HBO’s Michael Jackson Abuse Documentary “Leaving Neverland” a Must-See


Caleb Pendleton , Op-Ed Editor

HBO’s recent documentary called “Leaving Neverland” reignited the accusation of Michael Jackson molesting children. Wade Robson and James Safechuck have come forward, confessing molestation claims against the deceased singer. In this four-hour documentary, told in two parts and directed by Dan Reed, both victims go into horrific detail about how they both were abused in all sorts of ways by Michael Jackson as kids.

Safechuck got to know Michael while filming a commercial for Pepsi with him while Robson won a competition for being a Michael Jackson impersonator.
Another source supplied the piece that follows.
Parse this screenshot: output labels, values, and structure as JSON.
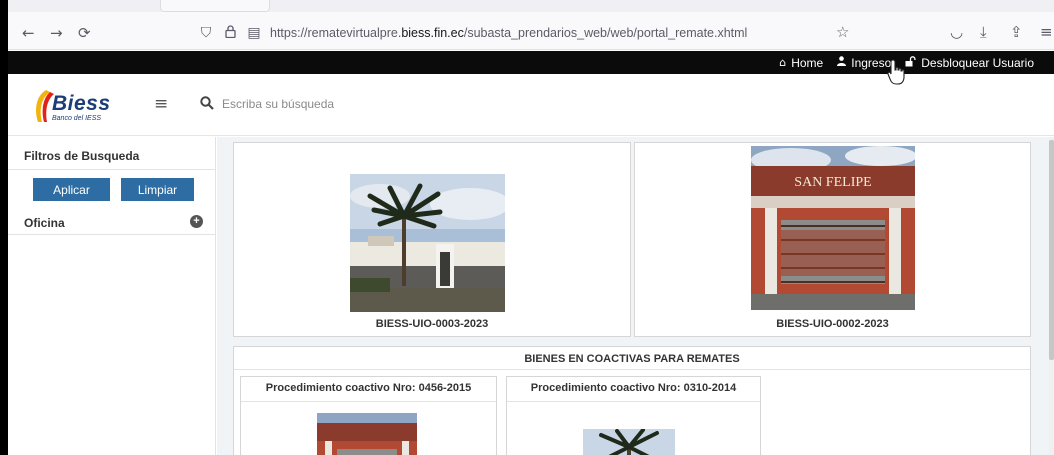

Robson said that the abuse started when he was seven-years-old and said Michael Jackson would “perform sex acts with and in front of the kids.” Michael Jackson had supposedly told the kids that they could never tell anyone what was happening or they will be pulled apart and go to jail for the rest of their lives. The movement to clear Jackson’s name has existed since he was first accused of molestation in 1993 (the case was later settled out of court for $23m), but it has become increasingly vocal since Leaving Neverland was announced in January, re-sparking the accusations with horrific scenes of testimonies from two alleged former victims. The Jackson family calls the documentary a “public lynching”, citing concerns over the credibility of Robson and Safechuck, both of whom previously testified that Jackson never abused them. They now say they felt pressured into supporting the singer.

Jackson’s ranch is called “Neverland” after the famous Peter Pan and Jack never growing up.  Even the parents of the men who have accused Michael Jackson of molestation thought he was like a son just because of his childish actions. He had an amusement park on his Neverland Lawn with chimpanzees, rides, stands and all sorts of things to make a fun time for kids. HBO has been sued for 100 million dollars by the Michael Jackson Estate for damage against Michael Jackson’s name. The film has put Jackson’s empire that is worth up to 2 billion dollars into jeopardy. They also note that both Robson and Safechuck have been unsuccessful in their attempts to sue the Jackson estate – although both men’s cases are now on appeal.

Oprah Winfrey, another sexual abuse survivor, interviewed Robson, Reed, and Safechuck  in front of 100 other survivors of sexual abuse. Oprah Winfrey quoted that Reed was “able to illustrate in these four hours what I’ve tried to explain in 217,” (217 of her shows that talk about this topic). This just shows how detailed these men went into showing what happened with Michael Jackson and the reality of surviving sexual abuse.